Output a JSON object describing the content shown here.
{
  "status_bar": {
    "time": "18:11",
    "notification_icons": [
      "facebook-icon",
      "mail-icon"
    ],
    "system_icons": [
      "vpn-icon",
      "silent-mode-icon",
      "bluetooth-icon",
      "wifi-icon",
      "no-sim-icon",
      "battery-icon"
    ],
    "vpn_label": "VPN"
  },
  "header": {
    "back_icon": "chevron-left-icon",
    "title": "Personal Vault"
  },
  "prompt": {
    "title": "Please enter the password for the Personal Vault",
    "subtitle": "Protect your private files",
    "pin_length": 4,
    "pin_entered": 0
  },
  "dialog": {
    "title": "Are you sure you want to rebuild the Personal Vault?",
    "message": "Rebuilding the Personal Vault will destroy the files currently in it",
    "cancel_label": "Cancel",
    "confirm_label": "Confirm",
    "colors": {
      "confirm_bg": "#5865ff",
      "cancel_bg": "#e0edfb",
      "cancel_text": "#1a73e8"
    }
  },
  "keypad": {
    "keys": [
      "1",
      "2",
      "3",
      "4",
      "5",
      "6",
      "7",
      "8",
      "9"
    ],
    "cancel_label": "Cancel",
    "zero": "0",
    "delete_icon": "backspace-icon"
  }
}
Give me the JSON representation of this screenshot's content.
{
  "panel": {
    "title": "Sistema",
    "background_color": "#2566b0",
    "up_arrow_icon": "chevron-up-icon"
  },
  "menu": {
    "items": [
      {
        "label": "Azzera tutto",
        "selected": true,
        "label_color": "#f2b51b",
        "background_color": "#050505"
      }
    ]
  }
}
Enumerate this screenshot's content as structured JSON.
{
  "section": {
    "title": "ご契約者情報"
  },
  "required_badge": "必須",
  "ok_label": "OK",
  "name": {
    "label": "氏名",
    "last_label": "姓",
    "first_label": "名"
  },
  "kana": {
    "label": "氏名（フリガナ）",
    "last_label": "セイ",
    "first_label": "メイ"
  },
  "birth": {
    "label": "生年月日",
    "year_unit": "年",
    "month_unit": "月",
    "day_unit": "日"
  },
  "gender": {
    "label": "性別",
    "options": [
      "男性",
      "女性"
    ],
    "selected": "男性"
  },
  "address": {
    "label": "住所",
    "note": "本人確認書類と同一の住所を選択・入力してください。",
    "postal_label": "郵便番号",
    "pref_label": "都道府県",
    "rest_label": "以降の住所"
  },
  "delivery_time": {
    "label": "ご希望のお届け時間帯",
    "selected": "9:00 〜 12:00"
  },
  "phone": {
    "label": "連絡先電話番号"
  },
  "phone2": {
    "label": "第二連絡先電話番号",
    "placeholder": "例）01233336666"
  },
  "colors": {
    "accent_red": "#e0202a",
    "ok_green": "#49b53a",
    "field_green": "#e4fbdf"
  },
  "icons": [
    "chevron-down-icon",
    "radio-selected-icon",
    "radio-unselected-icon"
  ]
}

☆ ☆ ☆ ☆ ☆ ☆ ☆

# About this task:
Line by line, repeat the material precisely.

# Exercise answer:
Output a JSON object describing the content shown here.
{
  "status_bar": {
    "time": "18:11",
    "notification_icons": [
      "facebook-icon",
      "mail-icon"
    ],
    "system_icons": [
      "vpn-icon",
      "silent-mode-icon",
      "bluetooth-icon",
      "wifi-icon",
      "no-sim-icon",
      "battery-icon"
    ],
    "vpn_label": "VPN"
  },
  "header": {
    "back_icon": "chevron-left-icon",
    "title": "Personal Vault"
  },
  "prompt": {
    "title": "Please enter the password for the Personal Vault",
    "subtitle": "Protect your private files",
    "pin_length": 4,
    "pin_entered": 0
  },
  "dialog": {
    "title": "Are you sure you want to rebuild the Personal Vault?",
    "message": "Rebuilding the Personal Vault will destroy the files currently in it",
    "cancel_label": "Cancel",
    "confirm_label": "Confirm",
    "colors": {
      "confirm_bg": "#5865ff",
      "cancel_bg": "#e0edfb",
      "cancel_text": "#1a73e8"
    }
  },
  "keypad": {
    "keys": [
      "1",
      "2",
      "3",
      "4",
      "5",
      "6",
      "7",
      "8",
      "9"
    ],
    "cancel_label": "Cancel",
    "zero": "0",
    "delete_icon": "backspace-icon"
  }
}
Give me the JSON representation of this screenshot's content.
{
  "panel": {
    "title": "Sistema",
    "background_color": "#2566b0",
    "up_arrow_icon": "chevron-up-icon"
  },
  "menu": {
    "items": [
      {
        "label": "Azzera tutto",
        "selected": true,
        "label_color": "#f2b51b",
        "background_color": "#050505"
      }
    ]
  }
}
Enumerate this screenshot's content as structured JSON.
{
  "section": {
    "title": "ご契約者情報"
  },
  "required_badge": "必須",
  "ok_label": "OK",
  "name": {
    "label": "氏名",
    "last_label": "姓",
    "first_label": "名"
  },
  "kana": {
    "label": "氏名（フリガナ）",
    "last_label": "セイ",
    "first_label": "メイ"
  },
  "birth": {
    "label": "生年月日",
    "year_unit": "年",
    "month_unit": "月",
    "day_unit": "日"
  },
  "gender": {
    "label": "性別",
    "options": [
      "男性",
      "女性"
    ],
    "selected": "男性"
  },
  "address": {
    "label": "住所",
    "note": "本人確認書類と同一の住所を選択・入力してください。",
    "postal_label": "郵便番号",
    "pref_label": "都道府県",
    "rest_label": "以降の住所"
  },
  "delivery_time": {
    "label": "ご希望のお届け時間帯",
    "selected": "9:00 〜 12:00"
  },
  "phone": {
    "label": "連絡先電話番号"
  },
  "phone2": {
    "label": "第二連絡先電話番号",
    "placeholder": "例）01233336666"
  },
  "colors": {
    "accent_red": "#e0202a",
    "ok_green": "#49b53a",
    "field_green": "#e4fbdf"
  },
  "icons": [
    "chevron-down-icon",
    "radio-selected-icon",
    "radio-unselected-icon"
  ]
}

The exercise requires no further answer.